What are some of the positions you’ve held over the years?
The early “fieldy” position evolved to an operator position, and then after graduation (Geology, B.Sc.) into a geologist and contracting geologist / consultant at various times. Early on, in my first year of university, I had started staking mining claims and then optioning mining propertiesand often kept the geological services work programs as well. Within a few years, I was living in Val-d’Or, and had assembled a large exploration group, focused entirely on working on 100%-owned projects - conceived, staked, and dealt in-house. By 1998 or so, there were two conditions that together caused me to re-evaluate what I wanted to do going forward. The first was the memorable Bre-X debacle, as it caused many of my public company clients to go out of business as they were unable to raise financing, and this had a predictable effect on a small exploration group. The second event, was a brokerage firm that had been encouraging me for 3 years or so, to take my private prospecting business public. I did so, and Canadian Royalties Inc. was incorporated in 1998 or thereabouts and later went public on a grass-roots royalties model. The original business plan had us (“CRI”) receiving “advance on royalties” payments from many properties in the Abitibi Greenstone Belt and Nunavik, Northern Quebec. Soon, due to the difficult financing environment, many of the clients defaulted, causing the NSR’s to lapse, and the properties were then returned to Canadian Royalties Inc., as 100% owned assets, and not just NSR’s. One of these was a Ni-Cu-PGE property in Nunavik, Quebec. This property is now in full production and has had over $1.5B ($1,500,000,000) spent on it since staking and the early exploration quickly discovered and delineated over 20M tonnes of Ni-Cu-PGE The company now has over 500 employees and is wholly owned by a Chinese nickel company, although still managed from Montreal and Val-d’Or, Quebec.

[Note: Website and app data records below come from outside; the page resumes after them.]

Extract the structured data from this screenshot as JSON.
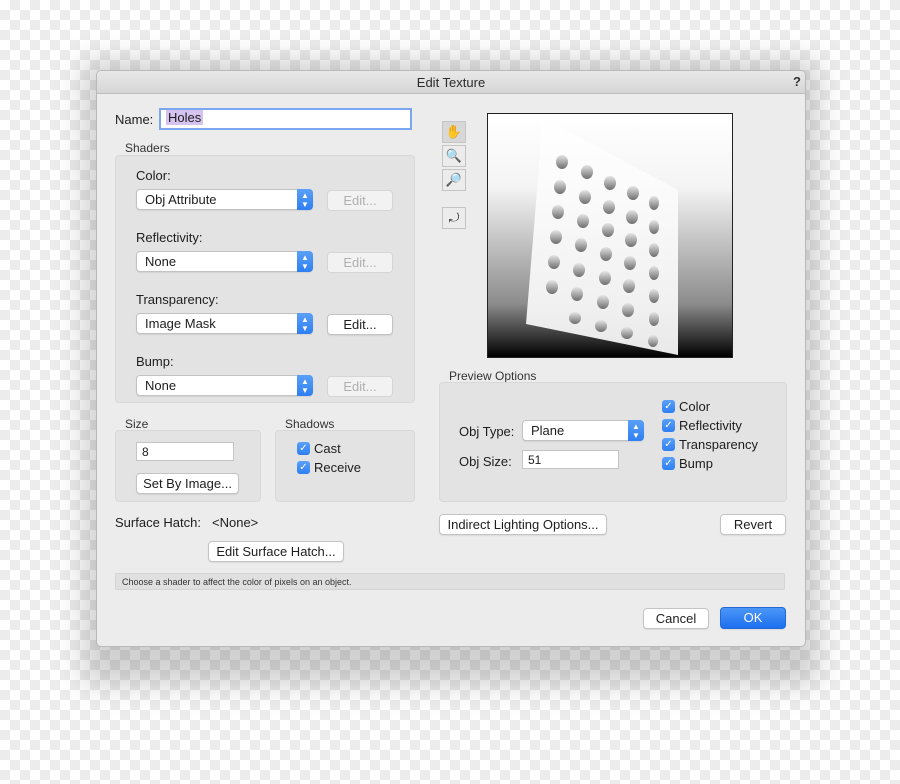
{
  "dialog": {
    "title": "Edit Texture",
    "help": "?",
    "name_label": "Name:",
    "name_value": "Holes",
    "shaders": {
      "label": "Shaders",
      "color": {
        "label": "Color:",
        "value": "Obj Attribute",
        "edit": "Edit..."
      },
      "reflectivity": {
        "label": "Reflectivity:",
        "value": "None",
        "edit": "Edit..."
      },
      "transparency": {
        "label": "Transparency:",
        "value": "Image Mask",
        "edit": "Edit..."
      },
      "bump": {
        "label": "Bump:",
        "value": "None",
        "edit": "Edit..."
      }
    },
    "size": {
      "label": "Size",
      "value": "8",
      "set_by_image": "Set By Image..."
    },
    "shadows": {
      "label": "Shadows",
      "cast": "Cast",
      "receive": "Receive"
    },
    "surface_hatch": {
      "label": "Surface Hatch:",
      "value": "<None>",
      "edit": "Edit Surface Hatch..."
    },
    "preview_options": {
      "label": "Preview Options",
      "obj_type_label": "Obj Type:",
      "obj_type_value": "Plane",
      "obj_size_label": "Obj Size:",
      "obj_size_value": "51",
      "checks": {
        "color": "Color",
        "reflectivity": "Reflectivity",
        "transparency": "Transparency",
        "bump": "Bump"
      }
    },
    "indirect_lighting": "Indirect Lighting Options...",
    "revert": "Revert",
    "status": "Choose a shader to affect the color of pixels on an object.",
    "cancel": "Cancel",
    "ok": "OK"
  },
  "icons": {
    "pan": "hand-icon",
    "zoom_in": "zoom-in-icon",
    "zoom_out": "zoom-out-icon",
    "rotate": "preview-rotate-icon",
    "checkmark": "checkmark-icon"
  },
  "colors": {
    "accent": "#2f7ff2",
    "dialog_bg": "#ececec"
  }
}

To what do you credit your career advancement?
Persistence, and the fact that I was a lousy employee working for someone else, and that I was lousy at team work. I wanted to work by myself for the most part, and to continue travelling to remote areas, mostly on my own. I also did not like getting “dressed-up” to go to work, and not wearing a shirt and tie was a big motivator. Geology, or more particularly, prospecting, started to look not just challenging, but affordable, attainable, and very motivating.
What are some of the most important lessons you’ve learned while working in the industry?
Be tenacious and follow your sixth sense. “No” only means “no, today”, not “no, forever”, and usually it can be reversed if there are sound financial reasons underlying the premise.
Given the cyclical nature of the industry, you must have faced a downturn – how did you weather your way through it and what advice would you give to young geologists and recent graduates that are facing the current slump?
The best deals are always done in the worst of markets and the worst of deals are always done in the best of markets. The latter is at least partly responsible for the former, as investors are very quick to hold accountable those who overpaid and those who did many dumb deals by grossly overpaying at market tops. Often, many such deals are done by those with either very little, or no “skin-in-the-game”. This is an essential key to success. Speak with your own funds, and then others might follow. There is no substitute to speaking with your own funds, and working to get them on your own is the surest path towards a positive outcome. Successful contractors, consultants and mining companies, and even countries, have figured this out. Good projects will always find the money. There are not enough good projects.